Only units claiming to remove pathogens or inhibit growth of microorganisms, that contain regulated contaminants (i.e., iodine, silver, etc.) are required to register the product with the EPA, however, such a registration does not imply EPA approval or the unit’s ability to achieve it’s stated purpose. Manufacturers can voluntarily seek independent, third-party testing (i.e., from WQA, www.wqa.org; NSF, www.nsf.org; BioVir Laboratories, www.biovir.com) of their product to evaluate performance claims, including EPA Guide Standard and Protocol testing. Products with NSF certification (for a complete list, contact NSF) have met a specific set of standards. However, these standards do not take into account worse-case (i.e., emergency) water conditions.
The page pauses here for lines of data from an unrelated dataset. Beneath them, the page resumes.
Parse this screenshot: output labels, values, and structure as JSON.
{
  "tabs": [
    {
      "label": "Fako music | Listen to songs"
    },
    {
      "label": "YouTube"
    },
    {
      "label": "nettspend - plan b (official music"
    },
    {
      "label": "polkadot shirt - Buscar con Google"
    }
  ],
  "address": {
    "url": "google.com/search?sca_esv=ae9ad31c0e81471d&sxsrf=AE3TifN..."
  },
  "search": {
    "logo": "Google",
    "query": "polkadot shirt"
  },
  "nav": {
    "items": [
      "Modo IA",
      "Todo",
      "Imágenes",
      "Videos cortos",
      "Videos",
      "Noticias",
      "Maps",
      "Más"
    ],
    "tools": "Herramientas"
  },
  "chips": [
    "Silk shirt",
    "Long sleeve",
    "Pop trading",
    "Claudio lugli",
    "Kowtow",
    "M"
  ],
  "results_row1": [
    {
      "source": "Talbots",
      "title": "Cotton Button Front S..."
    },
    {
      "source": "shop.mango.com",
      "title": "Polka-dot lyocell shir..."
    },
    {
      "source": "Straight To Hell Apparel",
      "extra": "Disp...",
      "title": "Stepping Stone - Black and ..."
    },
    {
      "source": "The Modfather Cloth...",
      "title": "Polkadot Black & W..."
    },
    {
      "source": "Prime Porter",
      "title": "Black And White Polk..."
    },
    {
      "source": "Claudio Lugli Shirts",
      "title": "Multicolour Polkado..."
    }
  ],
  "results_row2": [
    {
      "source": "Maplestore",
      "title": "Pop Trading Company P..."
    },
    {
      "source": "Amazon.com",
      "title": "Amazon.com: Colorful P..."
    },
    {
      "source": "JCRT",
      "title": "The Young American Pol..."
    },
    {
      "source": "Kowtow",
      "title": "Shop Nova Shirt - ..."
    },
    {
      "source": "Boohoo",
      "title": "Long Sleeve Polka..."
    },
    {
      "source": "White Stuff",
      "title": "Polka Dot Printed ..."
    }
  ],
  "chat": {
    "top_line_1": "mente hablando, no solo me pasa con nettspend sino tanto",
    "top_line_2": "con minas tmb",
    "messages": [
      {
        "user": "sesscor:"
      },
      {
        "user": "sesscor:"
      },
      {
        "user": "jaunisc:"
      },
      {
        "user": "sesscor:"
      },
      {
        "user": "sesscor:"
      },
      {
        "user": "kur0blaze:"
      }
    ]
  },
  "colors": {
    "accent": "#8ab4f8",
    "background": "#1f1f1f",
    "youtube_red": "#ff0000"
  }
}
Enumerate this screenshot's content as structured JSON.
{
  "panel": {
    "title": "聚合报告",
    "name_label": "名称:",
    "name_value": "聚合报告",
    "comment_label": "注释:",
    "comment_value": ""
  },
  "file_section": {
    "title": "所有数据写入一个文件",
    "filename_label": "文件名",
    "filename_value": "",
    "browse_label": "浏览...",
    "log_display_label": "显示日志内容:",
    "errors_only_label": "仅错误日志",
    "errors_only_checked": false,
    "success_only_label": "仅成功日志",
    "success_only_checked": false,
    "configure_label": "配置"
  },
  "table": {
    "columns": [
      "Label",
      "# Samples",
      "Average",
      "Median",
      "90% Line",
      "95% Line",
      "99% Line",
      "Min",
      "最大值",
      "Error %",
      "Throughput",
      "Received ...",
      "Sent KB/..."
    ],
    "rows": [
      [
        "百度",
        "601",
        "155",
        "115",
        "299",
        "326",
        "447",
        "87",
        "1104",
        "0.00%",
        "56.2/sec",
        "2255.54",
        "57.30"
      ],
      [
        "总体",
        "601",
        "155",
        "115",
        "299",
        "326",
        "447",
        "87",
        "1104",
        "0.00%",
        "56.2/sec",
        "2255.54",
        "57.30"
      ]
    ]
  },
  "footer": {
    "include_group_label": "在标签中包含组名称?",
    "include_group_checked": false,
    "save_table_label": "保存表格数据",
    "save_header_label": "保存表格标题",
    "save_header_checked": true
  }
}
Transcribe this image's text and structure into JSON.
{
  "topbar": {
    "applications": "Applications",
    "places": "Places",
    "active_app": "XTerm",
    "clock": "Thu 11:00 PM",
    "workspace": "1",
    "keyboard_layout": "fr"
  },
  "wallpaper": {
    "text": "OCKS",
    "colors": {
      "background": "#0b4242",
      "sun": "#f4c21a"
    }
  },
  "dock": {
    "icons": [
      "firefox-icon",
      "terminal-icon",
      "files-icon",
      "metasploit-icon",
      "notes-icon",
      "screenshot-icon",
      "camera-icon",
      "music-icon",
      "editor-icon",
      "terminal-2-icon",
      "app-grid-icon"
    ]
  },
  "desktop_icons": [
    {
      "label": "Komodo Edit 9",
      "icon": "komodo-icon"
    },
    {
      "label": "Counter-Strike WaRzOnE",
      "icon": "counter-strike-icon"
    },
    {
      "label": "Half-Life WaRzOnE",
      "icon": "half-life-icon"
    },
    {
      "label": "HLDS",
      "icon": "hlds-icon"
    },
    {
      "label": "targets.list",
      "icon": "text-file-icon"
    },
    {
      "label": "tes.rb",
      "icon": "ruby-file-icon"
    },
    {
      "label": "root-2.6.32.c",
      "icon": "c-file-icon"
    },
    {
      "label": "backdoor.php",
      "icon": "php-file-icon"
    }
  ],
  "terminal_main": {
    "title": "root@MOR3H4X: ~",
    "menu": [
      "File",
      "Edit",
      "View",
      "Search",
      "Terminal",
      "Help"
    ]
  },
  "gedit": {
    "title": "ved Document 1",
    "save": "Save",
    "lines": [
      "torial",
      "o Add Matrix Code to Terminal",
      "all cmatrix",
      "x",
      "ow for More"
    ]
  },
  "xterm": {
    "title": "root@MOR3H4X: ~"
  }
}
Better Safe than Sorry
Ultimately, it is best to boil your water in accordance with a boil water alert whether you have a POU system in place or not. Determining the theoretical life of a filter or POU system is difficult given the uncertainties of the source water quality and the characteristics of the water supply. Boiling, on the other hand provides a simple and certain means for eliminating harmful microbes from the water supply.
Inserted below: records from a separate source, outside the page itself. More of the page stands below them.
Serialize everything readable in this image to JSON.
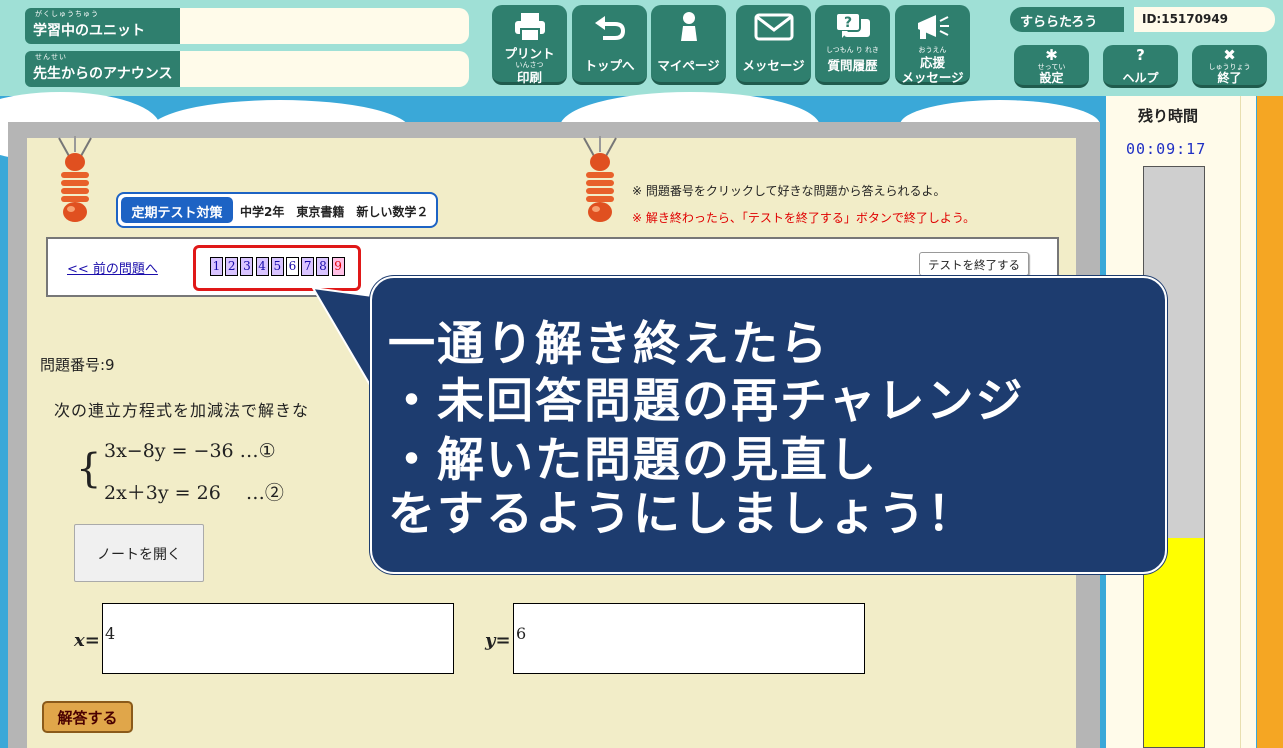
{
  "header": {
    "unit_label": "学習中のユニット",
    "unit_ruby": "がくしゅうちゅう",
    "unit_value": "",
    "announce_label": "先生からのアナウンス",
    "announce_ruby": "せんせい",
    "announce_value": ""
  },
  "nav": [
    {
      "l1": "プリント",
      "ruby": "いんさつ",
      "l2": "印刷",
      "icon": "printer-icon"
    },
    {
      "l1": "トップへ",
      "icon": "return-arrow-icon"
    },
    {
      "l1": "マイページ",
      "icon": "person-icon"
    },
    {
      "l1": "メッセージ",
      "icon": "envelope-icon"
    },
    {
      "l1": "質問履歴",
      "ruby": "しつもん り れき",
      "icon": "question-bubble-icon"
    },
    {
      "l1": "応援",
      "ruby": "おうえん",
      "l2": "メッセージ",
      "icon": "megaphone-icon"
    }
  ],
  "user": {
    "name": "すららたろう",
    "id": "ID:15170949"
  },
  "system_buttons": [
    {
      "symbol": "✱",
      "ruby": "せってい",
      "label": "設定",
      "icon": "gear-icon"
    },
    {
      "symbol": "?",
      "label": "ヘルプ",
      "icon": "help-icon"
    },
    {
      "symbol": "✖",
      "ruby": "しゅうりょう",
      "label": "終了",
      "icon": "close-icon"
    }
  ],
  "test": {
    "tag": "定期テスト対策",
    "subject": "中学2年　東京書籍　新しい数学２",
    "notice_1": "※ 問題番号をクリックして好きな問題から答えられるよ。",
    "notice_2": "※ 解き終わったら、「テストを終了する」ボタンで終了しよう。",
    "prev_link": "<< 前の問題へ",
    "question_numbers": [
      "1",
      "2",
      "3",
      "4",
      "5",
      "6",
      "7",
      "8",
      "9"
    ],
    "answered": [
      "1",
      "2",
      "3",
      "4",
      "5",
      "7",
      "8"
    ],
    "current": "9",
    "end_button": "テストを終了する"
  },
  "question": {
    "number_label": "問題番号:9",
    "text": "次の連立方程式を加減法で解きな",
    "eq1": "3x−8y = −36 …①",
    "eq2": "2x＋3y = 26 　…②",
    "note_button": "ノートを開く",
    "x_label": "x=",
    "x_value": "4",
    "y_label": "y=",
    "y_value": "6",
    "submit_button": "解答する"
  },
  "timer": {
    "label": "残り時間",
    "value": "00:09:17",
    "remaining_fraction": 0.36
  },
  "callout": {
    "line1": "一通り解き終えたら",
    "line2": "・未回答問題の再チャレンジ",
    "line3": "・解いた問題の見直し",
    "line4": "をするようにしましょう！"
  },
  "colors": {
    "header_bg": "#9fe0d6",
    "button_green": "#2f7f6e",
    "panel_bg": "#f2edc8",
    "callout_bg": "#1d3c6f",
    "highlight_red": "#e01818",
    "timer_fill": "#ffff00"
  }
}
- CDC. Hurricanes and Your Health and Safety. Department of Health and Human Services. September 10, 2004.
- USEPA. What to do after the flood. www.epa/safewater/privatewells/whatdo.html. July 29, 2004.
- Kozlicic, A., et al. 1994. Improvised purification methods for obtaining individual drinking water supply under war and extreme shortage conditions Prehospital Disaster Med. 9:S25-8.
- USEPA. Pesticide Program Guide Standard and Protocol for Testing Microbiological Water Filters. Federal Register, Vol. 52, No. 133, May 26, 1986.
About the author
Dr. Kelly A. Reynolds is a research scientist at the University of Arizona with a focus on development of rapid methods for detecting human pathogenic viruses in drinking water. She holds a master of science degree in public health (MSPH) from the University of South Florida and doctorate in microbiology from the University of Arizona. Reynolds has also been a member of the WC&P Technical Review Committee since 1997.